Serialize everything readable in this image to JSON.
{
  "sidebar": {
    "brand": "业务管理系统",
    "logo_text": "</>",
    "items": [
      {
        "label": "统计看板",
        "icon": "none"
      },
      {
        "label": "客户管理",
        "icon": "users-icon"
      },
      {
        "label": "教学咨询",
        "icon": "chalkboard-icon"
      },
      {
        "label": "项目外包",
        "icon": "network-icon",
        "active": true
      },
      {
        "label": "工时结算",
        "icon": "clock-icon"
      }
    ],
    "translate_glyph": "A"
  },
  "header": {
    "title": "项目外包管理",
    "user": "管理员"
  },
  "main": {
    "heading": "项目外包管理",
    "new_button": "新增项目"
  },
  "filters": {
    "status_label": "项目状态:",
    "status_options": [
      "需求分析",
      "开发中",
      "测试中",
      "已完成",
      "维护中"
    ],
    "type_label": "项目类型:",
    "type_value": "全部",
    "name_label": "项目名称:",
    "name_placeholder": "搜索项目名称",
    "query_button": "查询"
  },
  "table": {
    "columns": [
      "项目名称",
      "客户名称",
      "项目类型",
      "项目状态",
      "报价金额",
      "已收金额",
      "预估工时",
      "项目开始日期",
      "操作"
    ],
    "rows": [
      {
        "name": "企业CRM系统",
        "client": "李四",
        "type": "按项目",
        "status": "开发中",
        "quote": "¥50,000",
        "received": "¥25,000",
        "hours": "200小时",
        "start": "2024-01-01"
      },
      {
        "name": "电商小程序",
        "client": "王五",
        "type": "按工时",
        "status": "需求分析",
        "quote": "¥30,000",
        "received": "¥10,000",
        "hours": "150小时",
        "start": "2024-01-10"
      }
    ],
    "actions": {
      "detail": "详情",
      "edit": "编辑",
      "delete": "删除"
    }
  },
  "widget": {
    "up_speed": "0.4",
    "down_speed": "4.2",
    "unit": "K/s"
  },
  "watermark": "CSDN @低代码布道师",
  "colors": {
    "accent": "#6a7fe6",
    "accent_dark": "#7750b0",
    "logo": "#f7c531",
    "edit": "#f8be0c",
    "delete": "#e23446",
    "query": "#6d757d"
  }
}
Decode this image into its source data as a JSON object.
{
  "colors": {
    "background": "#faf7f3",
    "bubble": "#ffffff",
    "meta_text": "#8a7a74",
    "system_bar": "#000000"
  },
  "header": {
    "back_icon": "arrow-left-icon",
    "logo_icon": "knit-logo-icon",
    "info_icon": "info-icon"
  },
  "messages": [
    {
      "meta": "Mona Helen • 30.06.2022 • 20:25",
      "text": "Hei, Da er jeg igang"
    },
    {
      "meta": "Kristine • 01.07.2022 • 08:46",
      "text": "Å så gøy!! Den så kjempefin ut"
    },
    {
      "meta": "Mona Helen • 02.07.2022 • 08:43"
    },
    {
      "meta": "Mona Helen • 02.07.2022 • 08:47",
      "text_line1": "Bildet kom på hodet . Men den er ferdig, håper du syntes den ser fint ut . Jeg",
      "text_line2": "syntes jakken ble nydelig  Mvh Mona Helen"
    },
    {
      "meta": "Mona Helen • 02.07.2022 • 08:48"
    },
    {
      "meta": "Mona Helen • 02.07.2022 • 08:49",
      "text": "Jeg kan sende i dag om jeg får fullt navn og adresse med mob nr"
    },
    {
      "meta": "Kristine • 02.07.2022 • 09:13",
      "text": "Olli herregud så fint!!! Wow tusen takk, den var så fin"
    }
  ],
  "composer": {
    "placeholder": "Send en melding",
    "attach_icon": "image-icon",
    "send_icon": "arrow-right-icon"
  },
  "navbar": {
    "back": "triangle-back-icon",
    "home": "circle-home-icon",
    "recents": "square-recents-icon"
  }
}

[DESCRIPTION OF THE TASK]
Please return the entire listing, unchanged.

[ANSWER TO THIS EXERCISE]
Serialize everything readable in this image to JSON.
{
  "sidebar": {
    "brand": "业务管理系统",
    "logo_text": "</>",
    "items": [
      {
        "label": "统计看板",
        "icon": "none"
      },
      {
        "label": "客户管理",
        "icon": "users-icon"
      },
      {
        "label": "教学咨询",
        "icon": "chalkboard-icon"
      },
      {
        "label": "项目外包",
        "icon": "network-icon",
        "active": true
      },
      {
        "label": "工时结算",
        "icon": "clock-icon"
      }
    ],
    "translate_glyph": "A"
  },
  "header": {
    "title": "项目外包管理",
    "user": "管理员"
  },
  "main": {
    "heading": "项目外包管理",
    "new_button": "新增项目"
  },
  "filters": {
    "status_label": "项目状态:",
    "status_options": [
      "需求分析",
      "开发中",
      "测试中",
      "已完成",
      "维护中"
    ],
    "type_label": "项目类型:",
    "type_value": "全部",
    "name_label": "项目名称:",
    "name_placeholder": "搜索项目名称",
    "query_button": "查询"
  },
  "table": {
    "columns": [
      "项目名称",
      "客户名称",
      "项目类型",
      "项目状态",
      "报价金额",
      "已收金额",
      "预估工时",
      "项目开始日期",
      "操作"
    ],
    "rows": [
      {
        "name": "企业CRM系统",
        "client": "李四",
        "type": "按项目",
        "status": "开发中",
        "quote": "¥50,000",
        "received": "¥25,000",
        "hours": "200小时",
        "start": "2024-01-01"
      },
      {
        "name": "电商小程序",
        "client": "王五",
        "type": "按工时",
        "status": "需求分析",
        "quote": "¥30,000",
        "received": "¥10,000",
        "hours": "150小时",
        "start": "2024-01-10"
      }
    ],
    "actions": {
      "detail": "详情",
      "edit": "编辑",
      "delete": "删除"
    }
  },
  "widget": {
    "up_speed": "0.4",
    "down_speed": "4.2",
    "unit": "K/s"
  },
  "watermark": "CSDN @低代码布道师",
  "colors": {
    "accent": "#6a7fe6",
    "accent_dark": "#7750b0",
    "logo": "#f7c531",
    "edit": "#f8be0c",
    "delete": "#e23446",
    "query": "#6d757d"
  }
}
Decode this image into its source data as a JSON object.
{
  "colors": {
    "background": "#faf7f3",
    "bubble": "#ffffff",
    "meta_text": "#8a7a74",
    "system_bar": "#000000"
  },
  "header": {
    "back_icon": "arrow-left-icon",
    "logo_icon": "knit-logo-icon",
    "info_icon": "info-icon"
  },
  "messages": [
    {
      "meta": "Mona Helen • 30.06.2022 • 20:25",
      "text": "Hei, Da er jeg igang"
    },
    {
      "meta": "Kristine • 01.07.2022 • 08:46",
      "text": "Å så gøy!! Den så kjempefin ut"
    },
    {
      "meta": "Mona Helen • 02.07.2022 • 08:43"
    },
    {
      "meta": "Mona Helen • 02.07.2022 • 08:47",
      "text_line1": "Bildet kom på hodet . Men den er ferdig, håper du syntes den ser fint ut . Jeg",
      "text_line2": "syntes jakken ble nydelig  Mvh Mona Helen"
    },
    {
      "meta": "Mona Helen • 02.07.2022 • 08:48"
    },
    {
      "meta": "Mona Helen • 02.07.2022 • 08:49",
      "text": "Jeg kan sende i dag om jeg får fullt navn og adresse med mob nr"
    },
    {
      "meta": "Kristine • 02.07.2022 • 09:13",
      "text": "Olli herregud så fint!!! Wow tusen takk, den var så fin"
    }
  ],
  "composer": {
    "placeholder": "Send en melding",
    "attach_icon": "image-icon",
    "send_icon": "arrow-right-icon"
  },
  "navbar": {
    "back": "triangle-back-icon",
    "home": "circle-home-icon",
    "recents": "square-recents-icon"
  }
}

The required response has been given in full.